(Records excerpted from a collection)
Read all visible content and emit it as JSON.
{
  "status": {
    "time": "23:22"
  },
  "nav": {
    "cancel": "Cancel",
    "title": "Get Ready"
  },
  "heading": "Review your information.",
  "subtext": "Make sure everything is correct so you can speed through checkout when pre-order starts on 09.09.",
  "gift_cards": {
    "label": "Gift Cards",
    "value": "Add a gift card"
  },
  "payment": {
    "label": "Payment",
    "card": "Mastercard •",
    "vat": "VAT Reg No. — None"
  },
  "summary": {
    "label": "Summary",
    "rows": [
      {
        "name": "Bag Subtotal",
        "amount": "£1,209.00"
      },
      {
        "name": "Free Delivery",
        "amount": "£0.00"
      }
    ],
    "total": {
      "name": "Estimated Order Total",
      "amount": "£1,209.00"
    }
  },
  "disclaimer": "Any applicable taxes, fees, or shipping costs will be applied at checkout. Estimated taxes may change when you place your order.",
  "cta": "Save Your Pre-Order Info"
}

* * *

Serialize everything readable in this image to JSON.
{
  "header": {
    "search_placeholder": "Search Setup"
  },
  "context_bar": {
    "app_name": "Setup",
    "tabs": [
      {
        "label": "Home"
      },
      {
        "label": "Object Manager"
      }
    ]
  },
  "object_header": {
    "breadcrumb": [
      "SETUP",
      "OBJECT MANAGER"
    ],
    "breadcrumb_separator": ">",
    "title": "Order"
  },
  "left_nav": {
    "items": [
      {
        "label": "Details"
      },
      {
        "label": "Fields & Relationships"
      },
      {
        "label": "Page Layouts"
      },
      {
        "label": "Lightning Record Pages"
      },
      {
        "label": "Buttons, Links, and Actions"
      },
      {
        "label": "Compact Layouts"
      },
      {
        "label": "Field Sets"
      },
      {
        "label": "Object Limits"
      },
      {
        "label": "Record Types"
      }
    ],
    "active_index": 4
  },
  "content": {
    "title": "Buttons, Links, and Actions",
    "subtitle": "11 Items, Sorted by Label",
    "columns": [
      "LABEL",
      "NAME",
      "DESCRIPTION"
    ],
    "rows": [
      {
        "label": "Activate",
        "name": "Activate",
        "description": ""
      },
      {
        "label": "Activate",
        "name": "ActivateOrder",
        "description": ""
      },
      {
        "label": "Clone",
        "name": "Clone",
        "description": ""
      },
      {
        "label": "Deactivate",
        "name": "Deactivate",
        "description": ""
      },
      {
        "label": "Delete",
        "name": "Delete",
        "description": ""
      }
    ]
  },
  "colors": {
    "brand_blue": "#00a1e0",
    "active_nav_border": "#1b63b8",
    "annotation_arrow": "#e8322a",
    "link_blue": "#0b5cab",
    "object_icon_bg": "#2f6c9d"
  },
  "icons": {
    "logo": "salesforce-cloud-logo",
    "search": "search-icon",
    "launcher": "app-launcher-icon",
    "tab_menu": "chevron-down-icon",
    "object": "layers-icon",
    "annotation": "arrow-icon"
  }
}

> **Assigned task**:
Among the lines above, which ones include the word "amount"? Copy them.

> **Written solution**:
        "amount": "£1,209.00"
        "amount": "£0.00"
      "amount": "£1,209.00"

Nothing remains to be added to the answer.